--- INPUT MATERIAL Enclosed Below ---

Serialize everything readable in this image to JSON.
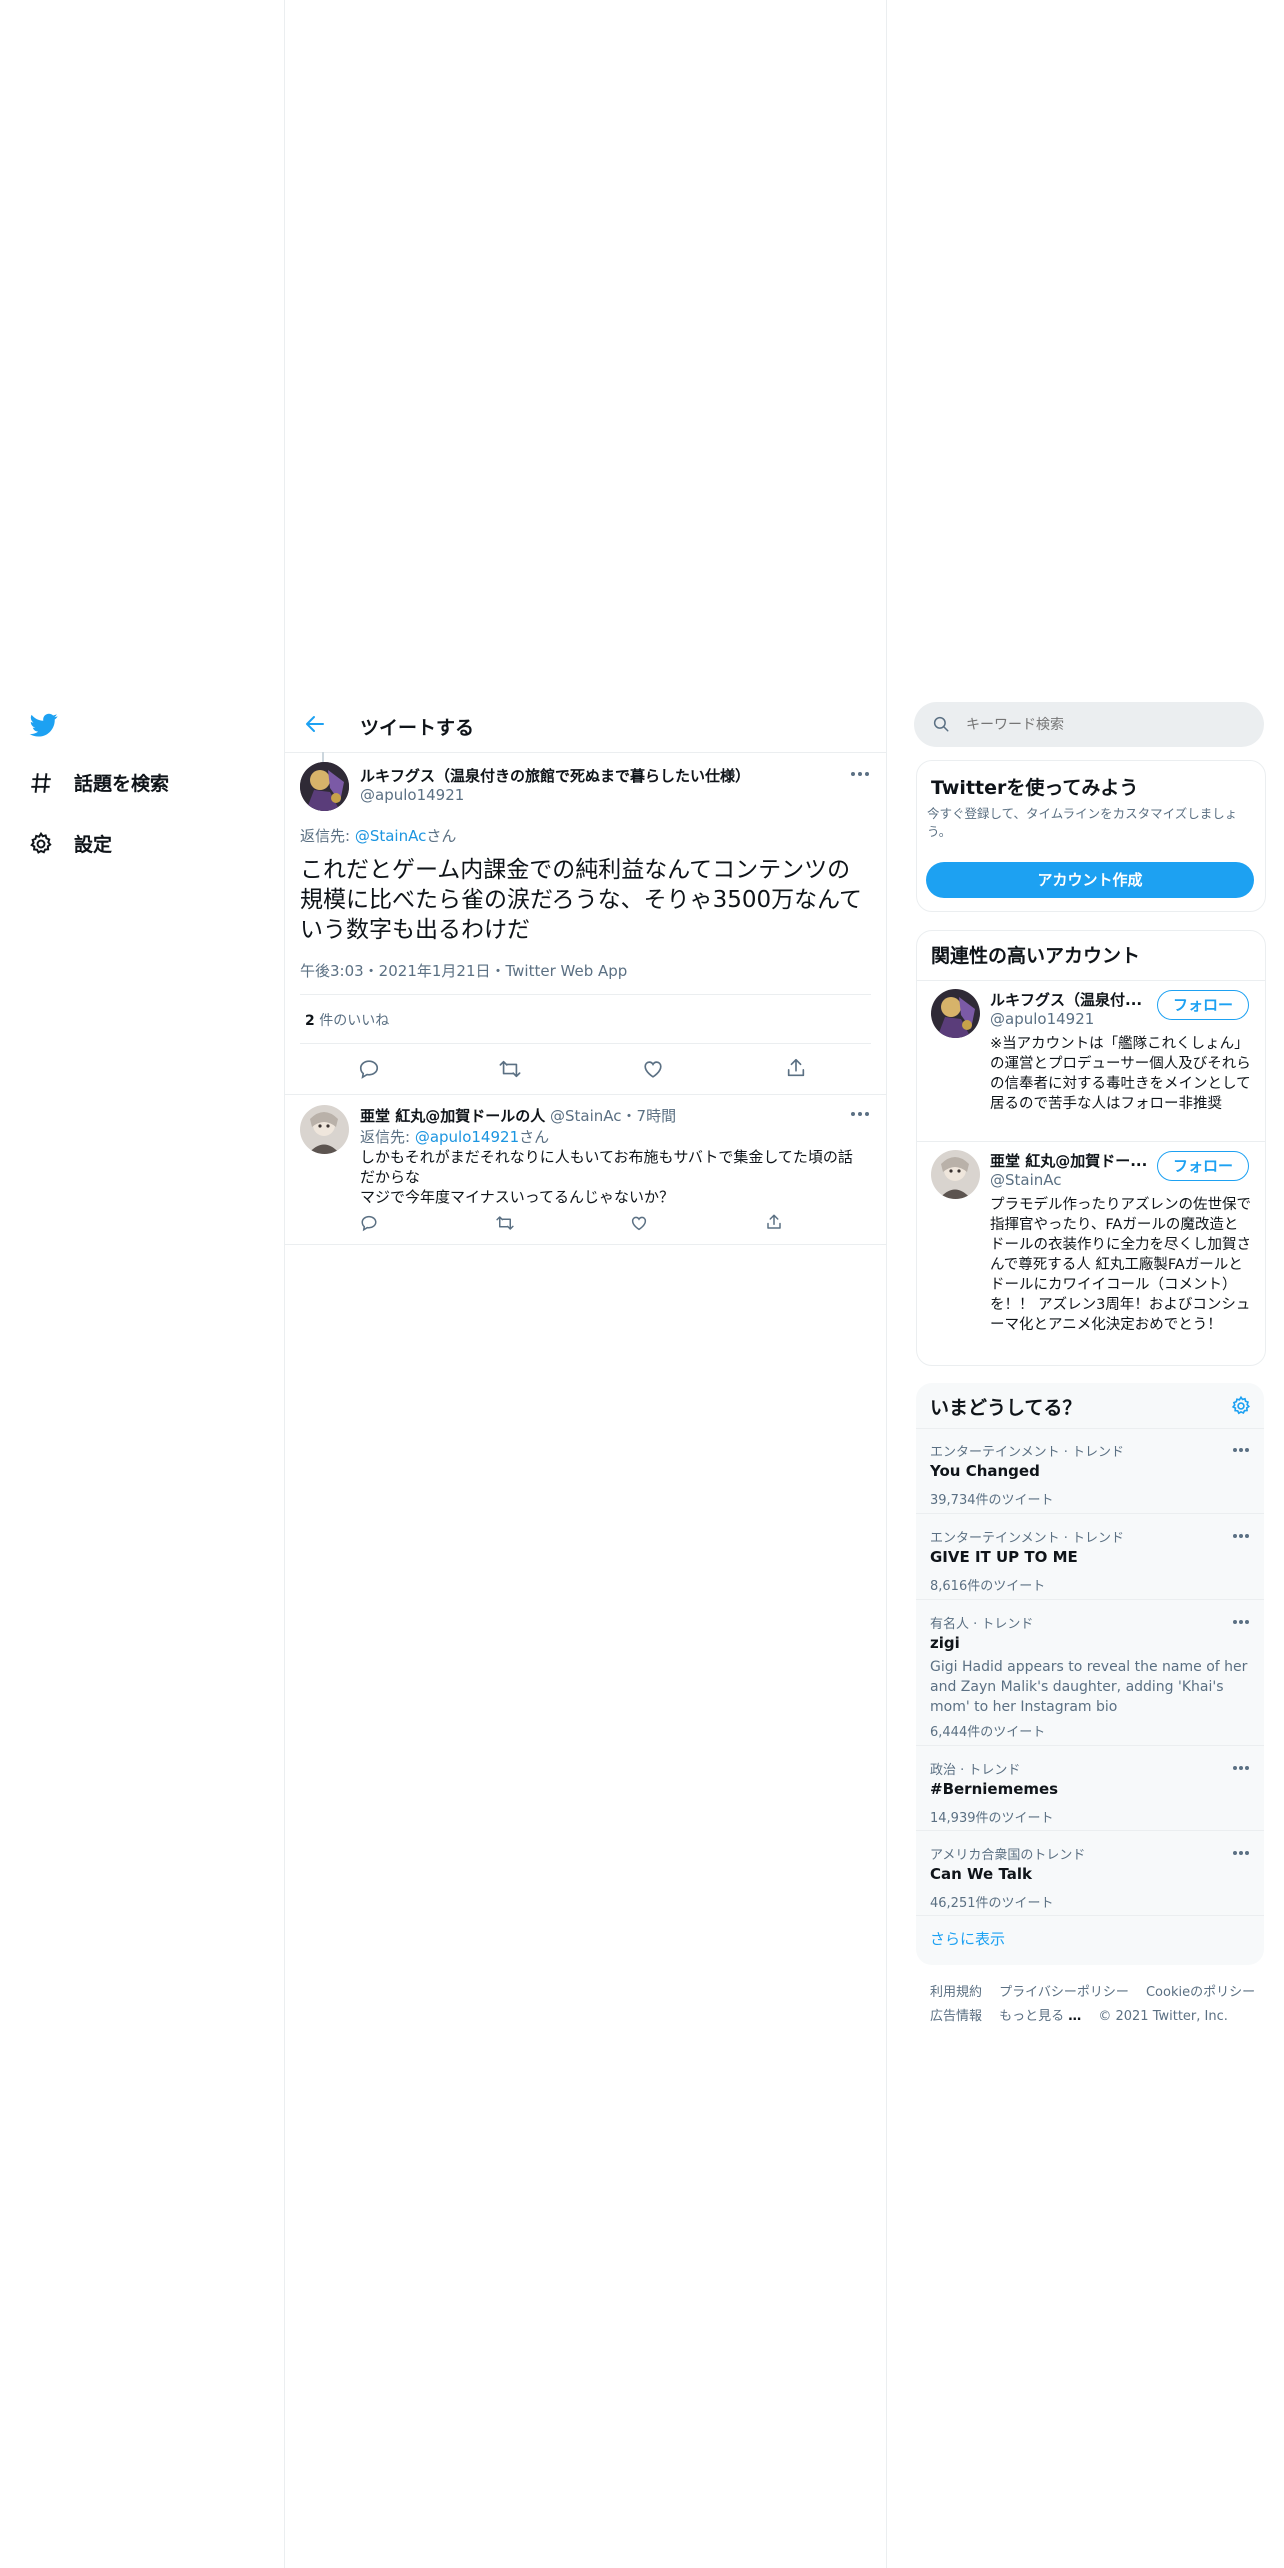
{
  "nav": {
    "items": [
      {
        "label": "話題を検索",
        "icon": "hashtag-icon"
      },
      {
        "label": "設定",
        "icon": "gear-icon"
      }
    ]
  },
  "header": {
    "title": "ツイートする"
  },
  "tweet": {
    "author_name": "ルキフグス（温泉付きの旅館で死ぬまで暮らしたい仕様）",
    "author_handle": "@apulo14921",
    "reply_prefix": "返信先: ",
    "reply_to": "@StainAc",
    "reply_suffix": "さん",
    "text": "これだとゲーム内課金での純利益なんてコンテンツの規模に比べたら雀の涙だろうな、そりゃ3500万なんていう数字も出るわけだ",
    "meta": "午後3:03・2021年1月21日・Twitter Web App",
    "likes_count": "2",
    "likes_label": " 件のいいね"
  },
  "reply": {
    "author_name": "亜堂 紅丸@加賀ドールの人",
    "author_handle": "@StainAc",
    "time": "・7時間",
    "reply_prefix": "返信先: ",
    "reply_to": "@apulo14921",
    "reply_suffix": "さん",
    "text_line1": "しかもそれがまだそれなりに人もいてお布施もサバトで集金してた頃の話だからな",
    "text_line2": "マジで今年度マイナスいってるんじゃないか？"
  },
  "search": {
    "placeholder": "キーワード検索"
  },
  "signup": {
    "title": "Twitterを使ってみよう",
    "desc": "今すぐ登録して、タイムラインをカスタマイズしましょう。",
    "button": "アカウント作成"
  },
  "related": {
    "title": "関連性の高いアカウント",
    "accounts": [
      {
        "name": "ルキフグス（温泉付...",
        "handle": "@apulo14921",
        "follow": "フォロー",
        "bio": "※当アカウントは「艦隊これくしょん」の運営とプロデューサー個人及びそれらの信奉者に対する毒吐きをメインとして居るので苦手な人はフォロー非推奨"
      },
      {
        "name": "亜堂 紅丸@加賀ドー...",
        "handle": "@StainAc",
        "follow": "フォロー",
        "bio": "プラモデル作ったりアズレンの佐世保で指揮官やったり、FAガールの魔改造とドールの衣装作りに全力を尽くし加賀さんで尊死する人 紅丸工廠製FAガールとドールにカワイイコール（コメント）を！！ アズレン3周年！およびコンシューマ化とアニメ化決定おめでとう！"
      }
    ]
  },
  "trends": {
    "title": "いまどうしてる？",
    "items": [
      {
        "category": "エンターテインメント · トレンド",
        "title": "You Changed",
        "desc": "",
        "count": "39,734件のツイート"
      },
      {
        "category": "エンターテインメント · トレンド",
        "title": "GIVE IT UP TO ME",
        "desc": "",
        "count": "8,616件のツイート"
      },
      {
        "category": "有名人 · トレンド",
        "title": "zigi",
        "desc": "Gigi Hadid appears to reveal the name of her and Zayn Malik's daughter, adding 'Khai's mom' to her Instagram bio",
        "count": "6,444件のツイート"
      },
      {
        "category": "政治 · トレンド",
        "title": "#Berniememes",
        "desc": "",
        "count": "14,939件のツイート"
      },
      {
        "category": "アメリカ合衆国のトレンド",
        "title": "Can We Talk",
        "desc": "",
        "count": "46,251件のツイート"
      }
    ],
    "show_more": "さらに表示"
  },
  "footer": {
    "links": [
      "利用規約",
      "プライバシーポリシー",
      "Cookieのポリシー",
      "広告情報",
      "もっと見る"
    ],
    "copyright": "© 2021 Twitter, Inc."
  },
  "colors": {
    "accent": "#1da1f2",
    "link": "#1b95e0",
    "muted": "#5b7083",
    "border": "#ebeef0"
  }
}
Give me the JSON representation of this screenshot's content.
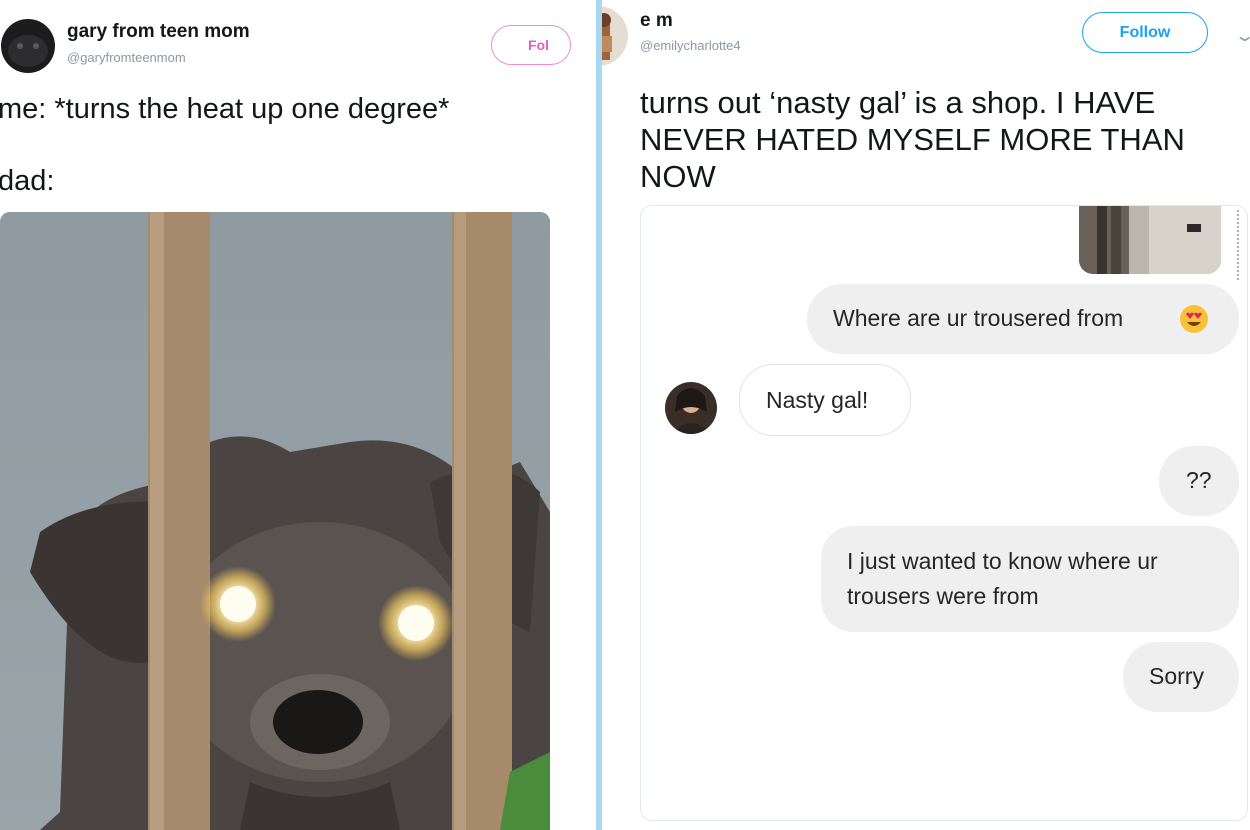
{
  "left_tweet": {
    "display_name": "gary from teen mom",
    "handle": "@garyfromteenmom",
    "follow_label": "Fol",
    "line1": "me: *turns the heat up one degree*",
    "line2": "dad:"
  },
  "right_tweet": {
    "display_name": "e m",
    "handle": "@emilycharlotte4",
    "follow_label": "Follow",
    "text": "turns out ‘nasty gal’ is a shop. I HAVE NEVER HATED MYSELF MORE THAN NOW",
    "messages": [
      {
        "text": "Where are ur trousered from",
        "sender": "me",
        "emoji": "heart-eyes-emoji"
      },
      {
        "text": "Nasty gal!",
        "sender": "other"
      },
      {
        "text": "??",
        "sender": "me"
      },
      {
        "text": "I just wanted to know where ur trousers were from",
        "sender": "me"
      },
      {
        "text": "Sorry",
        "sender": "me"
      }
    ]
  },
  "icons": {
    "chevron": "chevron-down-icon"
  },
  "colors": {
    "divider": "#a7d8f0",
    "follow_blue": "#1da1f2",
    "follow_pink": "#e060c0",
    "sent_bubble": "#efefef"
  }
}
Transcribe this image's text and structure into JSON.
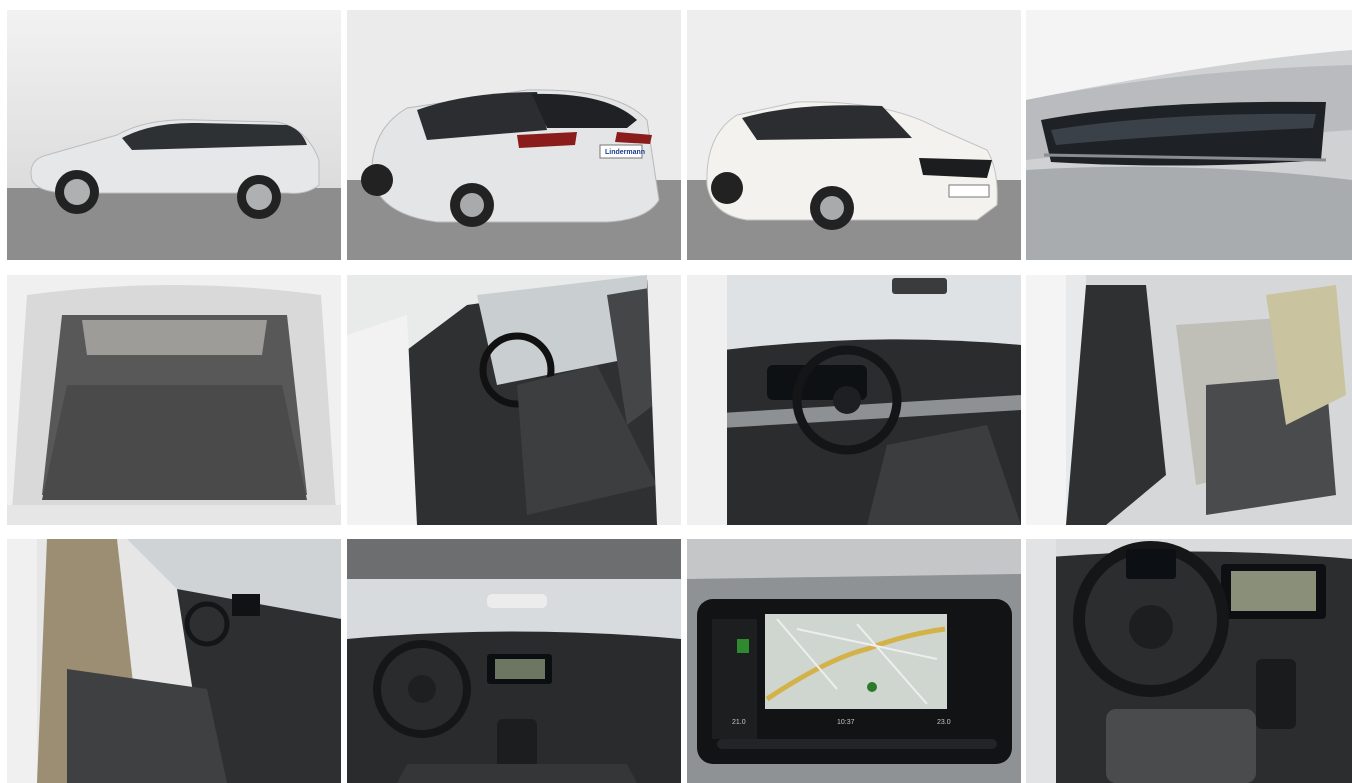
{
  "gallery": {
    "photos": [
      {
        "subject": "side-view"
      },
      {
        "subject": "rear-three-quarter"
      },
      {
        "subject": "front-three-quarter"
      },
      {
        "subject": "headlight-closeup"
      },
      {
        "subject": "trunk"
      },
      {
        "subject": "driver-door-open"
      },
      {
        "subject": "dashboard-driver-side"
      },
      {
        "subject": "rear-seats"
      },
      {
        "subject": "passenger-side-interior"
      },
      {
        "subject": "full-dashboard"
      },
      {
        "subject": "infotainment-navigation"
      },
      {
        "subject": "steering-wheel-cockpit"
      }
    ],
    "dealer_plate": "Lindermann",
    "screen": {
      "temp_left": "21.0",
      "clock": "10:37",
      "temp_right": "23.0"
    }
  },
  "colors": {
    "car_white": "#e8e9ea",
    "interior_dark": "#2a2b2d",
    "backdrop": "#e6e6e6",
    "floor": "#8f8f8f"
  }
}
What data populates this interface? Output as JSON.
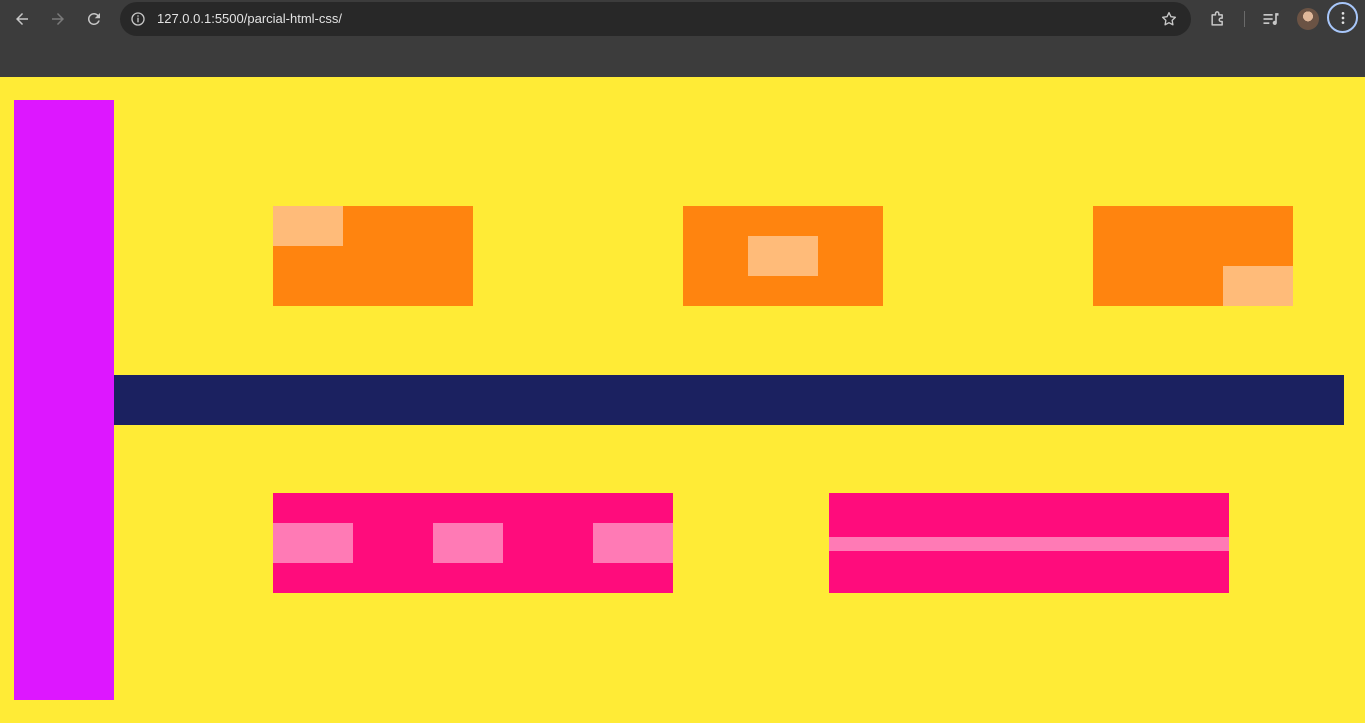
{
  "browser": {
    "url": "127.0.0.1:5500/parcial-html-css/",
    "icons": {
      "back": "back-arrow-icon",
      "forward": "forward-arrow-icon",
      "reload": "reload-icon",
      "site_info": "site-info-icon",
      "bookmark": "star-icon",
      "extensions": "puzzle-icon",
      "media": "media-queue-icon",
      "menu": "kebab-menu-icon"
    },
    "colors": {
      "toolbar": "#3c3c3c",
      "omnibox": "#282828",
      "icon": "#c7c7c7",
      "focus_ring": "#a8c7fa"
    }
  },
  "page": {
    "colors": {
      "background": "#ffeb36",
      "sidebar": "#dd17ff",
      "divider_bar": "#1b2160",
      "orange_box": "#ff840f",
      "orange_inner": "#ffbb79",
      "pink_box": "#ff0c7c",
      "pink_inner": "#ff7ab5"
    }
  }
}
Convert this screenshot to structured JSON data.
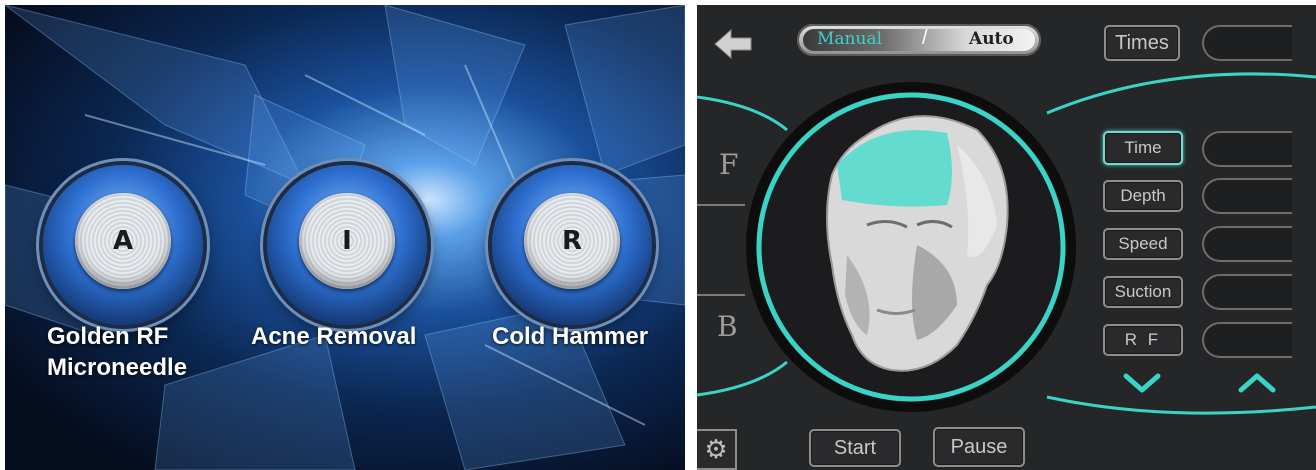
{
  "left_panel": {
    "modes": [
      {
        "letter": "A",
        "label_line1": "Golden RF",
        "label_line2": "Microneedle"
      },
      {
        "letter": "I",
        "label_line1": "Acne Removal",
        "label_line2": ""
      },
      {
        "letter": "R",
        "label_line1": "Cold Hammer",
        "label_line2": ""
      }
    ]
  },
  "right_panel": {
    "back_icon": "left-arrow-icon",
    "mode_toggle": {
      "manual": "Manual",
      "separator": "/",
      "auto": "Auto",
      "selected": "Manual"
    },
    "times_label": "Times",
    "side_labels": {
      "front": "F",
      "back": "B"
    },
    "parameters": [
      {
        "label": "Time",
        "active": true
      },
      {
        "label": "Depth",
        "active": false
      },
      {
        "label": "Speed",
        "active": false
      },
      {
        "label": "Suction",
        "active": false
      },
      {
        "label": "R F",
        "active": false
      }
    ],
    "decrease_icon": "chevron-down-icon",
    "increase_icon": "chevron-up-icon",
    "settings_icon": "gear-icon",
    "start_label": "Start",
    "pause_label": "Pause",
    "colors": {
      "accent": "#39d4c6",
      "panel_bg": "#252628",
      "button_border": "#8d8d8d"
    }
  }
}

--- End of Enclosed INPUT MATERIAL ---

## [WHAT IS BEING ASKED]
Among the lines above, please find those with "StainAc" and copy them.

## [RESPONSE TO THIS EXERCISE]
    "reply_to": "@StainAc",
    "author_handle": "@StainAc",
        "handle": "@StainAc",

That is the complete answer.